By Gerald “Strib” Stribling
American Buddhism, for the most part, is FUBAR, that is: Fucked Up Beyond All Recognition.
It’s not your fault, American Buddhists. It’s just, well, you haven’t had the advantages I had.
I don’t know that I’ve actually ever finished reading a book about Buddhism, except for Karen Armstrong’s book and a couple of easy ones. I’ve tried a few times, and I have a shelf of books about Buddhism, most with a bookmark in them somewhere. Based on the page the bookmark is placed indicates how boring it was—and they’re all boring.
But I’m not a very good reader, either. I have to read slowly and really concentrate on the information that I’m trying to expose myself to. And of course as a writer I have to stop every now and then to either admire or roll my eyes at the writer’s style. It’s like walking a beagle—I have to stop and sniff everything.
In Sri Lanka I studied Buddhism in its most basic form, the Pali Canon, through dialogue with learned monks.
It was six months of agony, sitting below the teacher on little benches. I got a splinter in my butt once, but that’s a story for another time. Upon returning from Sri Lanka, I studied four years with a Vietnamese monk who was a Zen master, but again, it was the most basic, nitty-gritty form of Zen, directly from Asia. It was as if Buddhism had gone full circle, as I perceived little difference, other than language and chanting rhythms, between my Theravada roots and Zen’s essential doctrines and practices.
And again, I learned from the Vietnamese priest the same way I learned in Sri Lanka—by sitting and talking. The Vietnamese monk and I sat on folding chairs so I could sit for hours at a time meditating with him, but he was a little guy and sat on his chair the whole time in the lotus position. The monk I brought to the U.S. from Sri Lanka looks like he could have played power forward in the NBA—the biggest freaking monk you’ve ever seen. So I continued to learn the Way of the Elders from its source, in the oral tradition.
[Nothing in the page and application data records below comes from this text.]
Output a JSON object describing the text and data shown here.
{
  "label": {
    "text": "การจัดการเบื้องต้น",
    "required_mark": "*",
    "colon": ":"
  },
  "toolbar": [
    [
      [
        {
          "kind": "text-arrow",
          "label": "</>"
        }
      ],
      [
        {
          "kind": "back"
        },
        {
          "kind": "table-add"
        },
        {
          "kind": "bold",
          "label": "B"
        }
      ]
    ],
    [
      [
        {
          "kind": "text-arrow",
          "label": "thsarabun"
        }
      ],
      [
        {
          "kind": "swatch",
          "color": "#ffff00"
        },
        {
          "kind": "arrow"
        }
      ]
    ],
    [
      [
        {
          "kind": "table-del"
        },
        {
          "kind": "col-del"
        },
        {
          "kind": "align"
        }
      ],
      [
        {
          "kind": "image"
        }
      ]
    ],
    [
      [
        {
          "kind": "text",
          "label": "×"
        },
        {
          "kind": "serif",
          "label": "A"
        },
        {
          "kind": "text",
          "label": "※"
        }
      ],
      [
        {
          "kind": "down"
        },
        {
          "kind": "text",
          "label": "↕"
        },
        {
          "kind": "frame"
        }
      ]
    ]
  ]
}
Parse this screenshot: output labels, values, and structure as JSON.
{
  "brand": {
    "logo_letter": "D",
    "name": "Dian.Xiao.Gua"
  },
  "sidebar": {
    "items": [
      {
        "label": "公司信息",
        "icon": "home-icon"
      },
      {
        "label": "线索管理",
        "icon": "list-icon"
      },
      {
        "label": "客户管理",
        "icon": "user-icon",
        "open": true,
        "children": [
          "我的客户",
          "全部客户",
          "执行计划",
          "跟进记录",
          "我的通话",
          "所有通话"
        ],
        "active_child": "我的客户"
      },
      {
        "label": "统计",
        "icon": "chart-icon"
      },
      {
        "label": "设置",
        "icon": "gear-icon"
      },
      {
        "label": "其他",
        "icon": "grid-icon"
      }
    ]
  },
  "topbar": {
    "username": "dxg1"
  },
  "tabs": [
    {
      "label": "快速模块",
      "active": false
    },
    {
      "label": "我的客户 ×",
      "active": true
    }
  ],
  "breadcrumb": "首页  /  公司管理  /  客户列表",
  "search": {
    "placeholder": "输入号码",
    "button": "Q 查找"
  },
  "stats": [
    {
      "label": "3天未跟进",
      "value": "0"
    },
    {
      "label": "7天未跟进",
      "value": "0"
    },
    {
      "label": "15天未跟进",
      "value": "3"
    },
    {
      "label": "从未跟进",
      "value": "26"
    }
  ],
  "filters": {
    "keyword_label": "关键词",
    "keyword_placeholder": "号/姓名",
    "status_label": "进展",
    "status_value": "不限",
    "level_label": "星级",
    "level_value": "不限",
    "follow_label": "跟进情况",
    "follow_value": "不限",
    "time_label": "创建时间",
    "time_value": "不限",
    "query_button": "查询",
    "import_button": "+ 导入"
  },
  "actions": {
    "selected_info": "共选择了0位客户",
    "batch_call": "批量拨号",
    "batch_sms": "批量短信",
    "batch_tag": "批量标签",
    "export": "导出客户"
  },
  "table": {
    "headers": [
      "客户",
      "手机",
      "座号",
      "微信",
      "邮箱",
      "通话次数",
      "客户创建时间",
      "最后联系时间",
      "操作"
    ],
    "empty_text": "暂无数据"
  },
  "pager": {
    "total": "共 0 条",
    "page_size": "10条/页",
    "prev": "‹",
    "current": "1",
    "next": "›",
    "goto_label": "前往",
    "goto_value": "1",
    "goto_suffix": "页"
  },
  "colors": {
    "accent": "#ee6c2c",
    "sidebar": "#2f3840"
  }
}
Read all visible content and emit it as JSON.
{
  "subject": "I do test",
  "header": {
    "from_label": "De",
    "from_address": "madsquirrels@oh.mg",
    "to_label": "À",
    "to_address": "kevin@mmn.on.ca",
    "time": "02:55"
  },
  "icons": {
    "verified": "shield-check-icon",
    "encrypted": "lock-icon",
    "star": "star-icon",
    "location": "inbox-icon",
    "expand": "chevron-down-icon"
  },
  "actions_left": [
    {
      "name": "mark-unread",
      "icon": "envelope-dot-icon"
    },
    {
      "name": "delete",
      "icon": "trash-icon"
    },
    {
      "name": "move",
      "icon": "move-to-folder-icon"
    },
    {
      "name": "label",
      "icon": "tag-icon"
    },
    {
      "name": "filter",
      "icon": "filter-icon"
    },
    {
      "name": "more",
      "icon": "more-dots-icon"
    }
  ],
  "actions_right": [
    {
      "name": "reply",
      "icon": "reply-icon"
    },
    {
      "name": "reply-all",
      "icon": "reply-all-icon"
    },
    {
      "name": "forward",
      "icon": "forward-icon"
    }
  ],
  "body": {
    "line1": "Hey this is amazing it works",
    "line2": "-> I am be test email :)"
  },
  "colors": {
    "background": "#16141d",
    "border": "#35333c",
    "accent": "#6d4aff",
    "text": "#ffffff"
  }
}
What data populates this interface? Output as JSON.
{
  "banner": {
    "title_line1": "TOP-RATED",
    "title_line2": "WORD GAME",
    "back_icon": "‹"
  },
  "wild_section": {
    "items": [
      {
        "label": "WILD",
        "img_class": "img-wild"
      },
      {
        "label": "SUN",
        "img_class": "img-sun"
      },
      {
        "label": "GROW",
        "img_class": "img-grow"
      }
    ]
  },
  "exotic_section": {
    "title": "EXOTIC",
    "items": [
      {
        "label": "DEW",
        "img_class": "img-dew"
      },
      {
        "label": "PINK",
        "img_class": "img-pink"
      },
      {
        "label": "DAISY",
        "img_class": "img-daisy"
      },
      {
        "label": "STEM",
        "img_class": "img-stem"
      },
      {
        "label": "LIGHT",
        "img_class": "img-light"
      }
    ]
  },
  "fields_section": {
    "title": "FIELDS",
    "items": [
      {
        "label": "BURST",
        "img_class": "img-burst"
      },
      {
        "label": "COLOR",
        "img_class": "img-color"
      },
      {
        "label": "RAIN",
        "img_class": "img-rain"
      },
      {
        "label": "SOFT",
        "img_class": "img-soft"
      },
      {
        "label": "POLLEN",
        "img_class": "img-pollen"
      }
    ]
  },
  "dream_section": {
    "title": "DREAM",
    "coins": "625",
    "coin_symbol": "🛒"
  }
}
That was one advantage—dhamma through my best learning modality.
My other advantage was my little village in the jungle, Randeniya (rand-a-NEE-uh), where everyone is poor, and everyone is Buddhist. I was in Randeniya for less than 24 hours before I burst into tears. I told the only other American there, through my sobs, that I felt like I was around my own people for the first time in my life. She said she did the same thing her first day in the village, too.
There were privations, certainly. There was no air conditioning, refrigeration, regular electricity, sit-down toilets, toilet paper, or clean drinking water. Everyone slept under mosquito nets, but the benefits outweighed the deprivations. The best of those benefits was the unconditional love of an entire community. In the village I felt cuddled with dozens of other people—most of whom I couldn’t communicate with. But that didn’t matter. Americans are very rare that far back in the jungle, and everyone wants to be your friend.
The common denominator was tea.
The village wasn’t a small cluster of buildings like you’d see in a Tarzan movie; the homes are strewn through the jungle, in vegetation so thick that no one can see anyone else’s home. I didn’t see them, but I knew there were eyes on me when I took walks in the jungle, watching out for me, in case the clumsy fat American stepped on a cobra or something.
Before I left the village I earned a name, “Lakoya,” which means elder brother. It’s what all the villagers called me.
The second summer I went to Sri Lanka, I lived at Sri Bodhiraja Monastery in the far southern town of Embilipitiya (Em-bill-ah-PIT-ee-ya), and again I found myself enveloped in love, poverty, and happiness.
I was so lucky. Village life is disappearing. They see television, they want, and they move to the big city to make enough money to satisfy their desire for stuff they didn’t know they wanted until they saw it on TV.
I lived in harmony with the poorest people imaginable, but were also the happiest people I’ve ever met.
The Great White American Sangha will never be able to appreciate Buddhism in the raw, where even food is a community commodity. One of my Sri Lankan gurus, the monk D.W. Pemarathana who is a professor of Buddhist studies at the University of Anuradnapura, said with all sincerity and a big smile on his face, that you cannot be happy unless you are poor.
He also advised me not to drink any of the hootch I might be offered in the village, brewed of fermented fruit made in vats. He says rats and snakes fall into the vats and drown. (To be continued)
Photo: Todd Lappin/Flickr
Editor: Dana Gornall
He wrote Buddhism for Dudes as a not-so-subtle, basic examination of the essence of Buddhist philosophy. It’s short and funny and to the point. “Way too much Buddhist information is too complicated to wade through, and some of it is fairyland voodoo, full of metaphysical improbabilities. Buddhism isn’t a religion, it’s a way to live a happy life. This is not hard stuff to understand.”
Stribling writes a blog called Buddhism for Tough Guys. “There are lots of tough guy Buddhists out there willing to take a bullet for anybody. One of their mottoes is ‘Just because I am a person who loves peace doesn’t mean that I have forgotten how to be violent’.” He once broke up an assault with a little kitchen broom. “It’s my best story,” he says.